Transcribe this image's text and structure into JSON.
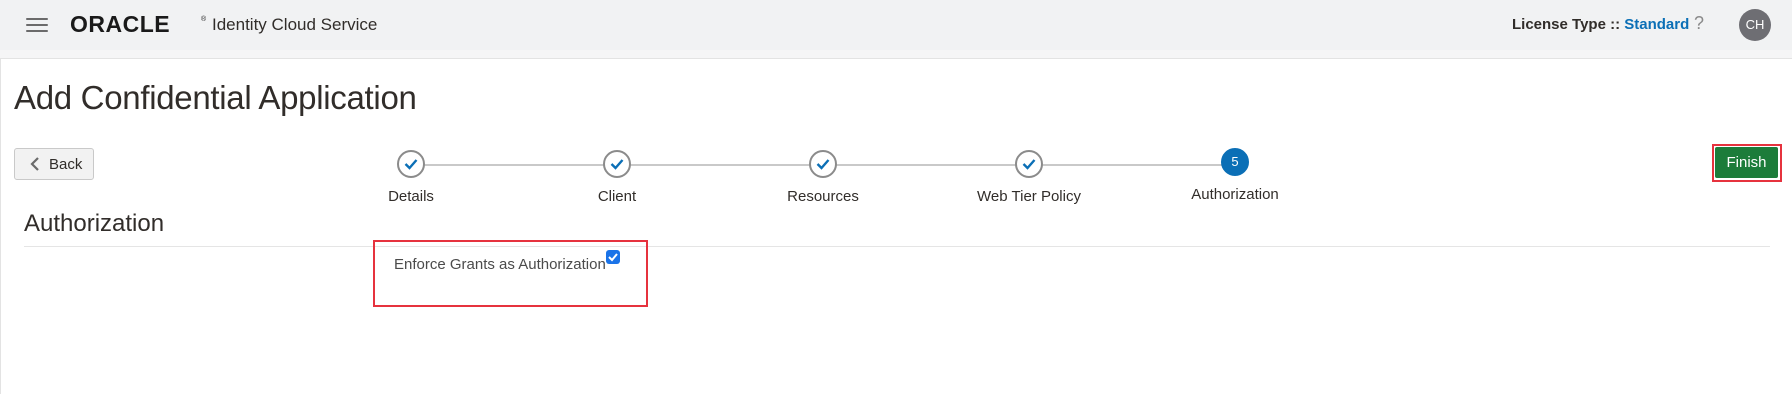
{
  "header": {
    "logo_text": "ORACLE",
    "service_name": "Identity Cloud Service",
    "license_label": "License Type ::",
    "license_value": "Standard",
    "help_text": "?",
    "avatar_initials": "CH"
  },
  "page": {
    "title": "Add Confidential Application",
    "back_label": "Back",
    "finish_label": "Finish"
  },
  "steps": [
    {
      "label": "Details",
      "state": "complete"
    },
    {
      "label": "Client",
      "state": "complete"
    },
    {
      "label": "Resources",
      "state": "complete"
    },
    {
      "label": "Web Tier Policy",
      "state": "complete"
    },
    {
      "label": "Authorization",
      "state": "current",
      "number": "5"
    }
  ],
  "section": {
    "title": "Authorization",
    "grant_label": "Enforce Grants as Authorization",
    "grant_checked": true
  },
  "colors": {
    "accent": "#0b6fb6",
    "finish": "#1c7c3a",
    "highlight": "#e6323e"
  }
}
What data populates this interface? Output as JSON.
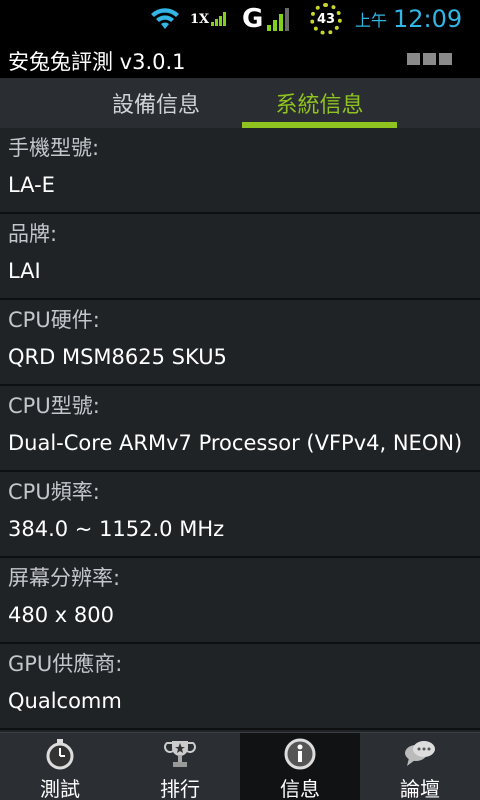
{
  "status_bar": {
    "network_1x": "1X",
    "network_g": "G",
    "battery_level": "43",
    "ampm": "上午",
    "time": "12:09",
    "accent_color": "#33b5e5"
  },
  "app": {
    "title": "安兔兔評測 v3.0.1"
  },
  "tabs": [
    {
      "label": "設備信息",
      "selected": false
    },
    {
      "label": "系統信息",
      "selected": true
    }
  ],
  "info_items": [
    {
      "label": "手機型號:",
      "value": "LA-E"
    },
    {
      "label": "品牌:",
      "value": "LAI"
    },
    {
      "label": "CPU硬件:",
      "value": "QRD MSM8625 SKU5"
    },
    {
      "label": "CPU型號:",
      "value": "Dual-Core ARMv7 Processor (VFPv4, NEON)"
    },
    {
      "label": "CPU頻率:",
      "value": "384.0 ~ 1152.0 MHz"
    },
    {
      "label": "屏幕分辨率:",
      "value": "480 x 800"
    },
    {
      "label": "GPU供應商:",
      "value": "Qualcomm"
    }
  ],
  "bottom_nav": [
    {
      "label": "測試",
      "icon": "stopwatch-icon",
      "active": false
    },
    {
      "label": "排行",
      "icon": "trophy-icon",
      "active": false
    },
    {
      "label": "信息",
      "icon": "info-icon",
      "active": true
    },
    {
      "label": "論壇",
      "icon": "chat-bubble-icon",
      "active": false
    }
  ],
  "colors": {
    "tab_selected": "#8fc31f",
    "signal_green": "#7ed31a",
    "battery_ring": "#c8d62a"
  }
}
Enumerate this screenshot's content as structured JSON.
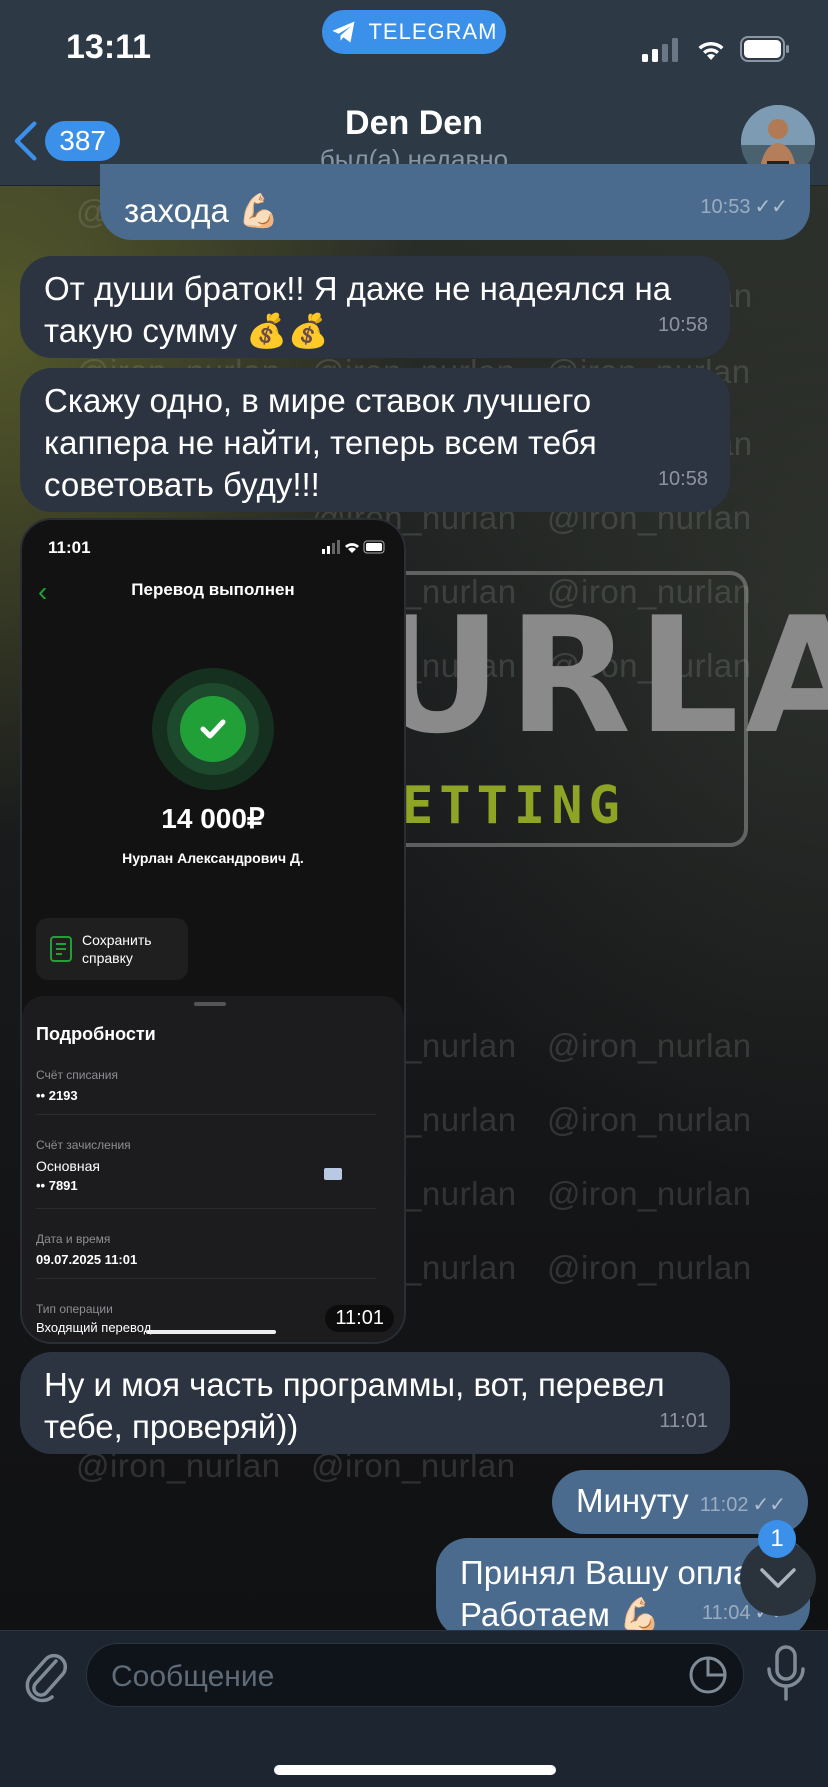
{
  "status_bar": {
    "time": "13:11",
    "telegram_label": "TELEGRAM"
  },
  "header": {
    "back_count": "387",
    "title": "Den Den",
    "subtitle": "был(а) недавно"
  },
  "watermark": {
    "text": "@iron_nurlan",
    "logo_main": "URLAN",
    "logo_sub": "ETTING"
  },
  "messages": [
    {
      "text": "захода 💪🏻",
      "time": "10:53"
    },
    {
      "text": "От души браток!! Я даже не надеялся на такую сумму 💰💰",
      "time": "10:58"
    },
    {
      "text": "Скажу одно, в мире ставок лучшего каппера не найти, теперь всем тебя советовать буду!!!",
      "time": "10:58"
    },
    {
      "text": "Ну и моя часть программы, вот, перевел тебе, проверяй))",
      "time": "11:01"
    },
    {
      "text": "Минуту",
      "time": "11:02"
    },
    {
      "text": "Принял Вашу опла",
      "text2": "Работаем 💪🏻",
      "time": "11:04"
    }
  ],
  "transfer": {
    "status_time": "11:01",
    "title": "Перевод выполнен",
    "amount": "14 000₽",
    "payee": "Нурлан Александрович Д.",
    "save_label_1": "Сохранить",
    "save_label_2": "справку",
    "details_title": "Подробности",
    "debit_label": "Счёт списания",
    "debit_value": "•• 2193",
    "credit_label": "Счёт зачисления",
    "credit_name": "Основная",
    "credit_value": "•• 7891",
    "date_label": "Дата и время",
    "date_value": "09.07.2025 11:01",
    "type_label": "Тип операции",
    "type_value": "Входящий перевод",
    "message_time": "11:01"
  },
  "scroll_badge": "1",
  "composer": {
    "placeholder": "Сообщение"
  },
  "colors": {
    "accent": "#3b90e9",
    "incoming": "#2c3442",
    "outgoing": "#4a6b8e",
    "success": "#21a038"
  }
}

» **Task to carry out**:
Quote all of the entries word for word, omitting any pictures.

» **Result of this exercise**:
Transcribe this image's text and structure into JSON.
{
  "header": {
    "logo_text": "ORACLE",
    "service_name": "Identity Cloud Service",
    "license_label": "License Type ::",
    "license_value": "Standard",
    "help_text": "?",
    "avatar_initials": "CH"
  },
  "page": {
    "title": "Add Confidential Application",
    "back_label": "Back",
    "finish_label": "Finish"
  },
  "steps": [
    {
      "label": "Details",
      "state": "complete"
    },
    {
      "label": "Client",
      "state": "complete"
    },
    {
      "label": "Resources",
      "state": "complete"
    },
    {
      "label": "Web Tier Policy",
      "state": "complete"
    },
    {
      "label": "Authorization",
      "state": "current",
      "number": "5"
    }
  ],
  "section": {
    "title": "Authorization",
    "grant_label": "Enforce Grants as Authorization",
    "grant_checked": true
  },
  "colors": {
    "accent": "#0b6fb6",
    "finish": "#1c7c3a",
    "highlight": "#e6323e"
  }
}
What data populates this interface? Output as JSON.
{
  "status_bar": {
    "network_1x": "1X",
    "network_g": "G",
    "battery_level": "43",
    "ampm": "上午",
    "time": "12:09",
    "accent_color": "#33b5e5"
  },
  "app": {
    "title": "安兔兔評測 v3.0.1"
  },
  "tabs": [
    {
      "label": "設備信息",
      "selected": false
    },
    {
      "label": "系統信息",
      "selected": true
    }
  ],
  "info_items": [
    {
      "label": "手機型號:",
      "value": "LA-E"
    },
    {
      "label": "品牌:",
      "value": "LAI"
    },
    {
      "label": "CPU硬件:",
      "value": "QRD MSM8625 SKU5"
    },
    {
      "label": "CPU型號:",
      "value": "Dual-Core ARMv7 Processor (VFPv4, NEON)"
    },
    {
      "label": "CPU頻率:",
      "value": "384.0 ~ 1152.0 MHz"
    },
    {
      "label": "屏幕分辨率:",
      "value": "480 x 800"
    },
    {
      "label": "GPU供應商:",
      "value": "Qualcomm"
    }
  ],
  "bottom_nav": [
    {
      "label": "測試",
      "icon": "stopwatch-icon",
      "active": false
    },
    {
      "label": "排行",
      "icon": "trophy-icon",
      "active": false
    },
    {
      "label": "信息",
      "icon": "info-icon",
      "active": true
    },
    {
      "label": "論壇",
      "icon": "chat-bubble-icon",
      "active": false
    }
  ],
  "colors": {
    "tab_selected": "#8fc31f",
    "signal_green": "#7ed31a",
    "battery_ring": "#c8d62a"
  }
}
Enumerate this screenshot's content as structured JSON.
{
  "status_bar": {
    "time": "13:11",
    "telegram_label": "TELEGRAM"
  },
  "header": {
    "back_count": "387",
    "title": "Den Den",
    "subtitle": "был(а) недавно"
  },
  "watermark": {
    "text": "@iron_nurlan",
    "logo_main": "URLAN",
    "logo_sub": "ETTING"
  },
  "messages": [
    {
      "text": "захода 💪🏻",
      "time": "10:53"
    },
    {
      "text": "От души браток!! Я даже не надеялся на такую сумму 💰💰",
      "time": "10:58"
    },
    {
      "text": "Скажу одно, в мире ставок лучшего каппера не найти, теперь всем тебя советовать буду!!!",
      "time": "10:58"
    },
    {
      "text": "Ну и моя часть программы, вот, перевел тебе, проверяй))",
      "time": "11:01"
    },
    {
      "text": "Минуту",
      "time": "11:02"
    },
    {
      "text": "Принял Вашу опла",
      "text2": "Работаем 💪🏻",
      "time": "11:04"
    }
  ],
  "transfer": {
    "status_time": "11:01",
    "title": "Перевод выполнен",
    "amount": "14 000₽",
    "payee": "Нурлан Александрович Д.",
    "save_label_1": "Сохранить",
    "save_label_2": "справку",
    "details_title": "Подробности",
    "debit_label": "Счёт списания",
    "debit_value": "•• 2193",
    "credit_label": "Счёт зачисления",
    "credit_name": "Основная",
    "credit_value": "•• 7891",
    "date_label": "Дата и время",
    "date_value": "09.07.2025 11:01",
    "type_label": "Тип операции",
    "type_value": "Входящий перевод",
    "message_time": "11:01"
  },
  "scroll_badge": "1",
  "composer": {
    "placeholder": "Сообщение"
  },
  "colors": {
    "accent": "#3b90e9",
    "incoming": "#2c3442",
    "outgoing": "#4a6b8e",
    "success": "#21a038"
  }
}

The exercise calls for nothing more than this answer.